Red Hat has its own certification program and just announced in June a new subscription-based learning model, which gives subscribers unlimited access to the company’s trove of online training content and certification exams. Such learning models can work to keep staff up-to-date on technological changes, allowing IT managers to look internally for the staff they need, rather than looking in the open and sparse tech talent market.
Hiring managers "can’t always look out in the market for emerging tech," Russell said. Instead, "they need to look internally too."
The (continued) scourge of the password
Time and again, reports are surfacing of system breaches that stem from weak passwords and other security shortcomings.
In May, LinkedIn confirmed that a 2012 data breach had compromised about 117 million accounts in addition to the 6.5 million passwords previously reported to have been stolen. Hackers have used that trove of passwords—combined with those stolen from MySpace and other networks—to access numerous social media accounts, including some high-profile targets.
In June, Facebook CEO Mark Zuckerberg’s Twitter and Pinterest accounts were compromised. During the social media takeovers, hackers pointed to password reuse as the culprit in the security breach and the reason they were able to access his accounts.

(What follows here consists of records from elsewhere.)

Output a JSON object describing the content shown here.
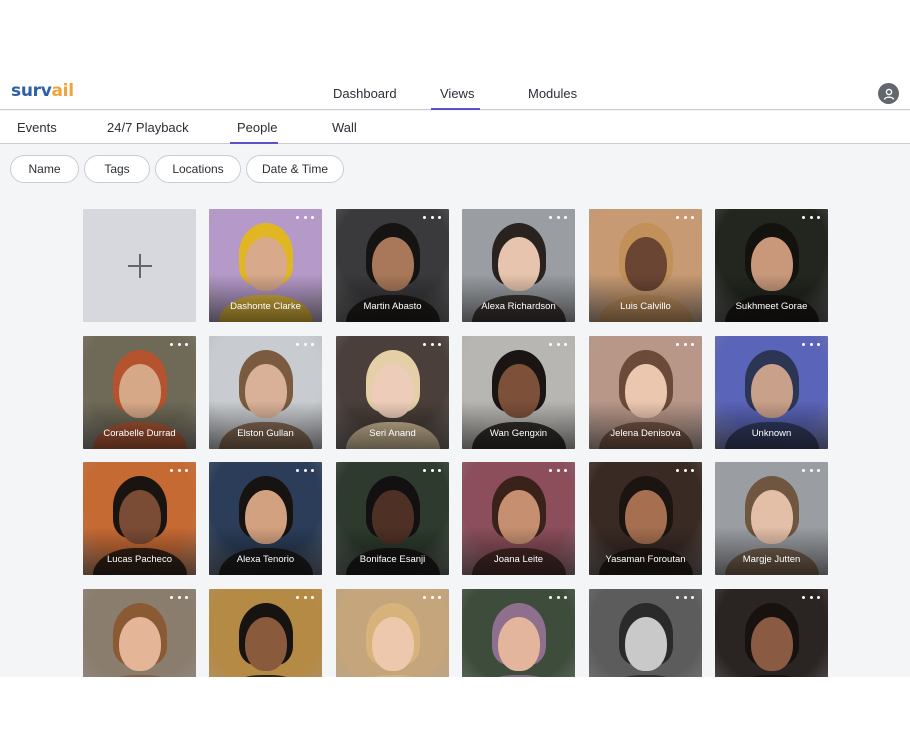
{
  "brand": {
    "part1": "surv",
    "part2": "ail",
    "color1": "#2f5fa8",
    "color2": "#f0a33a"
  },
  "nav": {
    "items": [
      {
        "label": "Dashboard",
        "active": false
      },
      {
        "label": "Views",
        "active": true
      },
      {
        "label": "Modules",
        "active": false
      }
    ],
    "accent": "#5b52c7"
  },
  "user_icon": "user-icon",
  "subnav": {
    "items": [
      {
        "label": "Events",
        "active": false
      },
      {
        "label": "24/7 Playback",
        "active": false
      },
      {
        "label": "People",
        "active": true
      },
      {
        "label": "Wall",
        "active": false
      }
    ]
  },
  "filters": [
    "Name",
    "Tags",
    "Locations",
    "Date & Time"
  ],
  "add_tile_icon": "plus-icon",
  "menu_icon": "more-dots-icon",
  "people": [
    {
      "name": "Dashonte Clarke",
      "bg": "#b59ac9",
      "skin": "#d8a98a",
      "hair": "#e0b723"
    },
    {
      "name": "Martin Abasto",
      "bg": "#3a3a3c",
      "skin": "#a9785a",
      "hair": "#161412"
    },
    {
      "name": "Alexa Richardson",
      "bg": "#9a9ea3",
      "skin": "#e7c4ad",
      "hair": "#2a221f"
    },
    {
      "name": "Luis Calvillo",
      "bg": "#c79a73",
      "skin": "#6b4533",
      "hair": "#c2915a"
    },
    {
      "name": "Sukhmeet Gorae",
      "bg": "#23261f",
      "skin": "#c9987b",
      "hair": "#14120f"
    },
    {
      "name": "Corabelle Durrad",
      "bg": "#6f6a57",
      "skin": "#d7a888",
      "hair": "#b5532f"
    },
    {
      "name": "Elston Gullan",
      "bg": "#c8cbcf",
      "skin": "#d9b198",
      "hair": "#7a5b3f"
    },
    {
      "name": "Seri Anand",
      "bg": "#4a3f3a",
      "skin": "#edcdb9",
      "hair": "#e4cfa6"
    },
    {
      "name": "Wan Gengxin",
      "bg": "#b8b6b2",
      "skin": "#7d5039",
      "hair": "#1a1512"
    },
    {
      "name": "Jelena Denisova",
      "bg": "#b89789",
      "skin": "#ebc7b0",
      "hair": "#6b4a39"
    },
    {
      "name": "Unknown",
      "bg": "#5a64b8",
      "skin": "#c9a08a",
      "hair": "#2c3554"
    },
    {
      "name": "Lucas Pacheco",
      "bg": "#c66a34",
      "skin": "#7b4c35",
      "hair": "#1a1410"
    },
    {
      "name": "Alexa Tenorio",
      "bg": "#2b3d59",
      "skin": "#d2a17f",
      "hair": "#161311"
    },
    {
      "name": "Boniface Esanji",
      "bg": "#2d3a2d",
      "skin": "#4e3024",
      "hair": "#121010"
    },
    {
      "name": "Joana Leite",
      "bg": "#8b4e5a",
      "skin": "#c58f70",
      "hair": "#3a221b"
    },
    {
      "name": "Yasaman Foroutan",
      "bg": "#3a2a24",
      "skin": "#a56f50",
      "hair": "#1b1411"
    },
    {
      "name": "Margje Jutten",
      "bg": "#9a9ea3",
      "skin": "#e3bfa7",
      "hair": "#6e5640"
    },
    {
      "name": "",
      "bg": "#8a7d6e",
      "skin": "#e4b596",
      "hair": "#8a5a34"
    },
    {
      "name": "",
      "bg": "#b58a45",
      "skin": "#8a5a3c",
      "hair": "#171311"
    },
    {
      "name": "",
      "bg": "#c4a57c",
      "skin": "#edc8ad",
      "hair": "#d7b27a"
    },
    {
      "name": "",
      "bg": "#3e4d3b",
      "skin": "#e3b59c",
      "hair": "#8e6f8e"
    },
    {
      "name": "",
      "bg": "#5c5c5c",
      "skin": "#c9c9c9",
      "hair": "#2a2a2a"
    },
    {
      "name": "",
      "bg": "#2a2422",
      "skin": "#8a5a42",
      "hair": "#171210"
    }
  ]
}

The same hacking group, OurMine, also claimed responsibility for the recent takeover of Google CEO Sundar Pichai’s Twitter and Quora accounts, according to a Fortune report. Unlike in the Zuckerberg breach, where the group used a password leaked from data breach, the team used the question and answer service on Quora to enter Pichai’s account. From there, the group used the same credentials to access Pichai’s Twitter account.
In both cases, password reuse was, at least in part, to blame. In the 2016 Verizon Data Breach Digest, 80% of data breaches studied involved the exploitation of stolen, weak, default or easily guessable passwords.

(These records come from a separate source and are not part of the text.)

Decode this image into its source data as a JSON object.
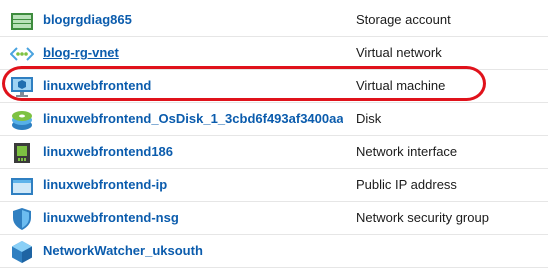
{
  "resources": [
    {
      "name": "blogrgdiag865",
      "type": "Storage account",
      "icon": "storage-account-icon",
      "underlined": false
    },
    {
      "name": "blog-rg-vnet",
      "type": "Virtual network",
      "icon": "virtual-network-icon",
      "underlined": true
    },
    {
      "name": "linuxwebfrontend",
      "type": "Virtual machine",
      "icon": "virtual-machine-icon",
      "underlined": false
    },
    {
      "name": "linuxwebfrontend_OsDisk_1_3cbd6f493af3400aa…",
      "type": "Disk",
      "icon": "disk-icon",
      "underlined": false
    },
    {
      "name": "linuxwebfrontend186",
      "type": "Network interface",
      "icon": "network-interface-icon",
      "underlined": false
    },
    {
      "name": "linuxwebfrontend-ip",
      "type": "Public IP address",
      "icon": "public-ip-icon",
      "underlined": false
    },
    {
      "name": "linuxwebfrontend-nsg",
      "type": "Network security group",
      "icon": "network-security-group-icon",
      "underlined": false
    },
    {
      "name": "NetworkWatcher_uksouth",
      "type": "",
      "icon": "network-watcher-icon",
      "underlined": false
    }
  ],
  "highlight_color": "#e0121b",
  "link_color": "#0b5cad"
}
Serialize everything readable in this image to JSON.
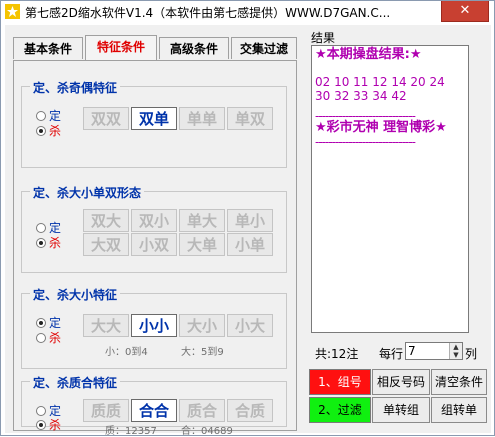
{
  "window": {
    "title": "第七感2D缩水软件V1.4（本软件由第七感提供）WWW.D7GAN.C...",
    "close_glyph": "✕"
  },
  "tabs": [
    {
      "label": "基本条件",
      "active": false
    },
    {
      "label": "特征条件",
      "active": true
    },
    {
      "label": "高级条件",
      "active": false
    },
    {
      "label": "交集过滤",
      "active": false
    }
  ],
  "groups": {
    "odd_even": {
      "title": "定、杀奇偶特征",
      "radio_keep": "定",
      "radio_kill": "杀",
      "selected": "kill",
      "buttons": [
        {
          "label": "双双",
          "selected": false
        },
        {
          "label": "双单",
          "selected": true
        },
        {
          "label": "单单",
          "selected": false
        },
        {
          "label": "单双",
          "selected": false
        }
      ]
    },
    "size_parity_form": {
      "title": "定、杀大小单双形态",
      "radio_keep": "定",
      "radio_kill": "杀",
      "selected": "kill",
      "buttons": [
        {
          "label": "双大",
          "selected": false
        },
        {
          "label": "双小",
          "selected": false
        },
        {
          "label": "单大",
          "selected": false
        },
        {
          "label": "单小",
          "selected": false
        },
        {
          "label": "大双",
          "selected": false
        },
        {
          "label": "小双",
          "selected": false
        },
        {
          "label": "大单",
          "selected": false
        },
        {
          "label": "小单",
          "selected": false
        }
      ]
    },
    "size": {
      "title": "定、杀大小特征",
      "radio_keep": "定",
      "radio_kill": "杀",
      "selected": "keep",
      "buttons": [
        {
          "label": "大大",
          "selected": false
        },
        {
          "label": "小小",
          "selected": true
        },
        {
          "label": "大小",
          "selected": false
        },
        {
          "label": "小大",
          "selected": false
        }
      ],
      "hint_small": "小：0到4",
      "hint_big": "大：5到9"
    },
    "prime_composite": {
      "title": "定、杀质合特征",
      "radio_keep": "定",
      "radio_kill": "杀",
      "selected": "kill",
      "buttons": [
        {
          "label": "质质",
          "selected": false
        },
        {
          "label": "合合",
          "selected": true
        },
        {
          "label": "质合",
          "selected": false
        },
        {
          "label": "合质",
          "selected": false
        }
      ],
      "hint_prime": "质：12357",
      "hint_composite": "合：04689"
    }
  },
  "results": {
    "label": "结果",
    "header": "★本期操盘结果:★",
    "numbers_row1": "02 10 11 12 14 20 24",
    "numbers_row2": "30 32 33 34 42",
    "divider": "------------------------------",
    "slogan": "★彩市无神 理智博彩★",
    "total": "共:12注",
    "per_row_label": "每行",
    "per_row_value": "7",
    "per_row_unit": "列"
  },
  "actions": {
    "group_btn": "1、组号",
    "reverse_btn": "相反号码",
    "clear_btn": "清空条件",
    "filter_btn": "2、过滤",
    "single_to_group_btn": "单转组",
    "group_to_single_btn": "组转单"
  },
  "colors": {
    "accent_blue": "#0033aa",
    "active_tab_red": "#e00000",
    "result_magenta": "#b000b0",
    "btn_red": "#ff1010",
    "btn_green": "#10f010"
  }
}
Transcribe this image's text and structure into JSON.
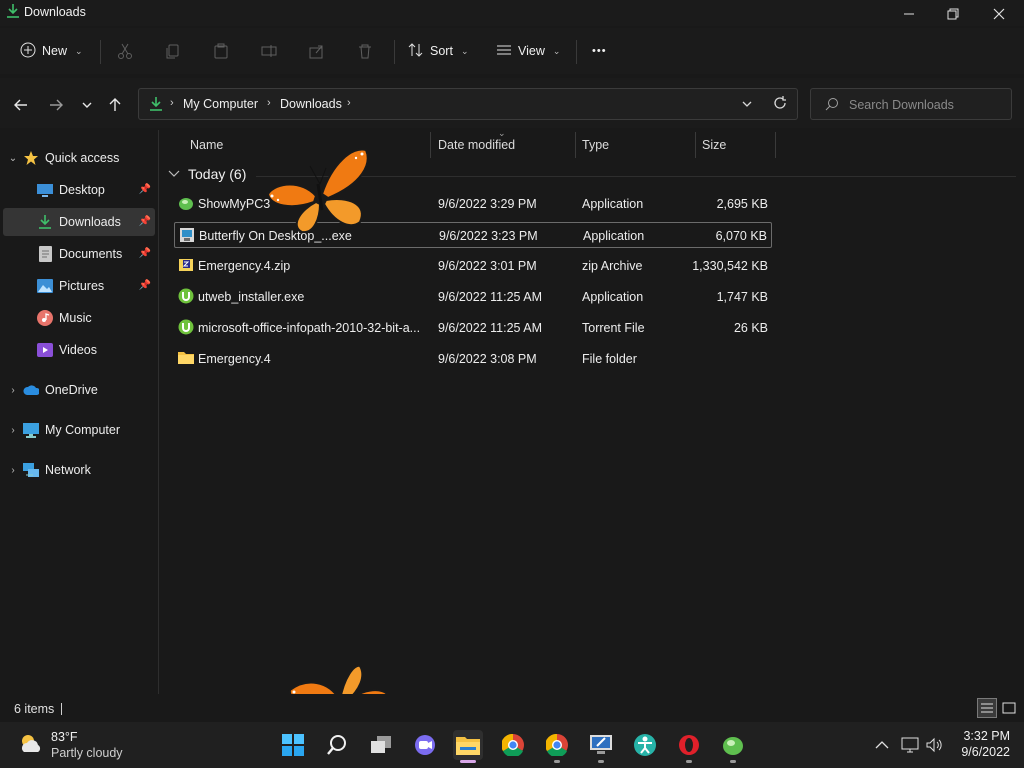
{
  "window": {
    "title": "Downloads"
  },
  "toolbar": {
    "new_label": "New",
    "sort_label": "Sort",
    "view_label": "View",
    "more_label": "•••"
  },
  "address": {
    "path": [
      "My Computer",
      "Downloads"
    ],
    "search_placeholder": "Search Downloads"
  },
  "sidebar": {
    "items": [
      {
        "label": "Quick access",
        "icon": "star-icon",
        "pinned": false
      },
      {
        "label": "Desktop",
        "icon": "desktop-icon",
        "pinned": true
      },
      {
        "label": "Downloads",
        "icon": "download-icon",
        "pinned": true,
        "selected": true
      },
      {
        "label": "Documents",
        "icon": "document-icon",
        "pinned": true
      },
      {
        "label": "Pictures",
        "icon": "pictures-icon",
        "pinned": true
      },
      {
        "label": "Music",
        "icon": "music-icon",
        "pinned": false
      },
      {
        "label": "Videos",
        "icon": "videos-icon",
        "pinned": false
      },
      {
        "label": "OneDrive",
        "icon": "onedrive-icon",
        "pinned": false
      },
      {
        "label": "My Computer",
        "icon": "computer-icon",
        "pinned": false
      },
      {
        "label": "Network",
        "icon": "network-icon",
        "pinned": false
      }
    ]
  },
  "columns": {
    "name": "Name",
    "date": "Date modified",
    "type": "Type",
    "size": "Size"
  },
  "group": {
    "label": "Today (6)"
  },
  "files": [
    {
      "name": "ShowMyPC3",
      "date": "9/6/2022 3:29 PM",
      "type": "Application",
      "size": "2,695 KB",
      "icon": "showmypc-app-icon"
    },
    {
      "name": "Butterfly On Desktop_...exe",
      "date": "9/6/2022 3:23 PM",
      "type": "Application",
      "size": "6,070 KB",
      "icon": "installer-app-icon"
    },
    {
      "name": "Emergency.4.zip",
      "date": "9/6/2022 3:01 PM",
      "type": "zip Archive",
      "size": "1,330,542 KB",
      "icon": "zip-archive-icon"
    },
    {
      "name": "utweb_installer.exe",
      "date": "9/6/2022 11:25 AM",
      "type": "Application",
      "size": "1,747 KB",
      "icon": "utorrent-icon"
    },
    {
      "name": "microsoft-office-infopath-2010-32-bit-a...",
      "date": "9/6/2022 11:25 AM",
      "type": "Torrent File",
      "size": "26 KB",
      "icon": "torrent-file-icon"
    },
    {
      "name": "Emergency.4",
      "date": "9/6/2022 3:08 PM",
      "type": "File folder",
      "size": "",
      "icon": "folder-icon"
    }
  ],
  "status": {
    "item_count": "6 items"
  },
  "taskbar": {
    "weather_temp": "83°F",
    "weather_desc": "Partly cloudy",
    "time": "3:32 PM",
    "date": "9/6/2022"
  },
  "colors": {
    "background": "#191919",
    "selected": "#353535",
    "accent_green": "#3fbf6a",
    "folder_yellow": "#f5c243",
    "butterfly_orange": "#f07a12"
  }
}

"The whole world needs to be at a higher level of security then we’re giving it credit for," said Herberger of Radware.
Instances like the Pichai and Zuckerberg account breaches involve social media accounts. With accounts across the internet demanding a unique password, end users look to their own, supposedly foolproof, password and account login information for multiple accounts. But that same type of information could be exploited to access other sites, and even some enterprise systems as well, with the possibility of exposing personal identifiable information, such as social security numbers or bank account information.
In response, some companies are working to take the human error out of securing systems. Password managers can save users the headache of remembering each unique set of login information.
Many end users are also calling for changes to account logins. A recent password study from Gigya found that more than half of the 4,000 consumers interviewed preferred biometrics and other authentication methods over traditional usernames and passwords.
One company, Dashlane, is offering a cross-enterprise password management solution to securely manage passwords, credit cards, IDs and other important information via encryption and local storage. The tool is intended to give IT professionals comprehensive, real-time control over an organization's password health and provides them with access control and password management capabilities, the company said.
Microsoft, too, is combating potential password reuse, moving to ban common passwords, such as "123456" or "password," from its Microsoft Account and Azure AD system.
To keep up with the constantly evolving security landscape, companies will continue to see changes in account authentication to better secure systems and rid users of the nuisance stemming from finding a truly unique and unbreakable password that they can remember.